Our common law - the written decisions issued by our state and federal courts - is not freely accessible online. This lack of access harms justice and equality and stifles innovation in legal services.
The Harvard Law School Library has one of the world's largest, most comprehensive collections of court decisions in print form. Our collection totals over 42,000 volumes and roughly 40 million pages. The Free The Law project aims to transform the official print versions of these court decisions into digital files made freely accessible online.
To realize this ambitious vision, we're teaming up with Ravel Law, an innovative legal research and analytics company. Ravel is funding the costs of digitization and will be making all of the resulting cases publicly available for free search and API access. You can learn more about the key terms of our collaboration with Ravel by reading a detailed overview here.
Free The Law is possible only because of the dedicated work of a long, distinguished line of librarians and other staff members over the last 200 years, who expertly collected and preserved the print volumes now available for digitization. The project continues to rely heavily on huge contributions from many at the Law School Library, the Law School and from across the University.

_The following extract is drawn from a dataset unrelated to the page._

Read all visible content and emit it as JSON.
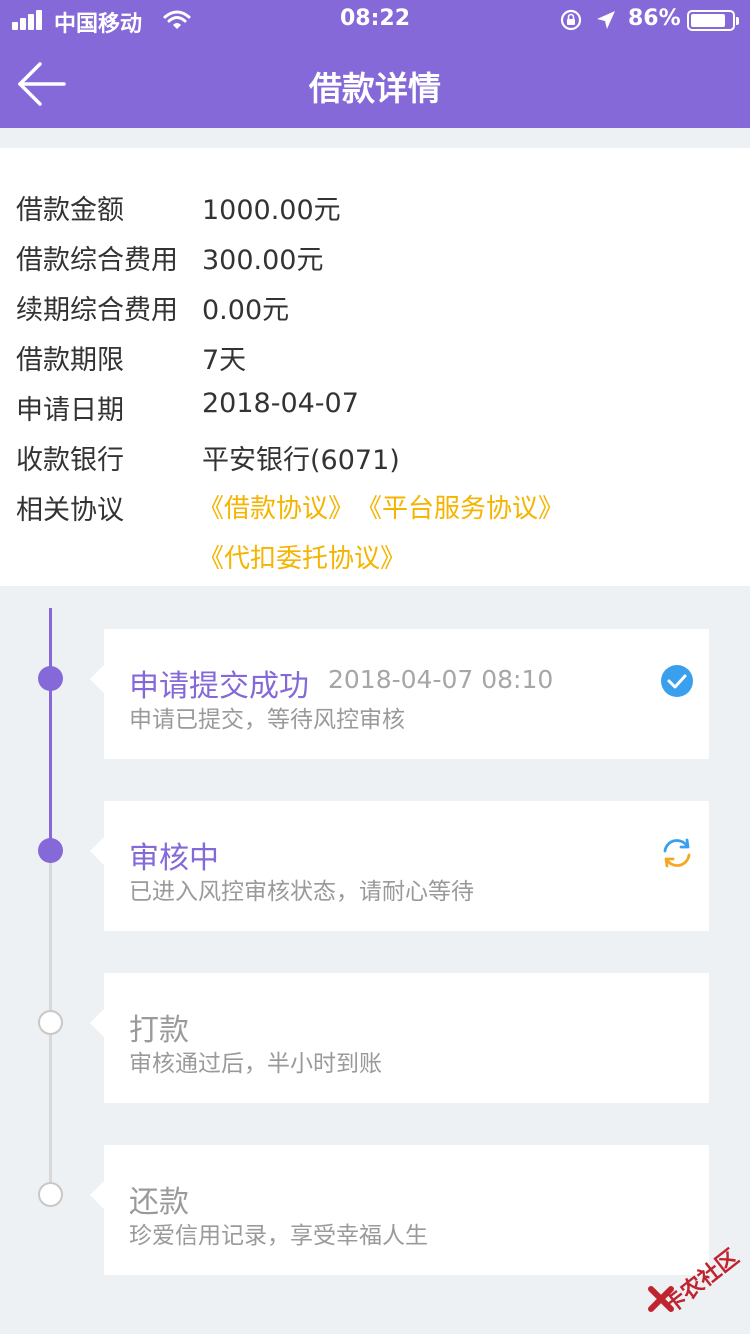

We also express our deepest appreciation for the brilliant advice and extraordinary efforts of Jeffrey P. Cunard, Maxine Sharavsky and their colleagues Michael Gillespie, Sarah A.W. Fitts and Robert Williams, Jr. at Debevoise & Plimpton, Henry B. Gutman and colleagues at Simpson Thacher & Bartlett LLP, and Jonathan H. Hulbert and his fellow members of the Office of the General Counsel.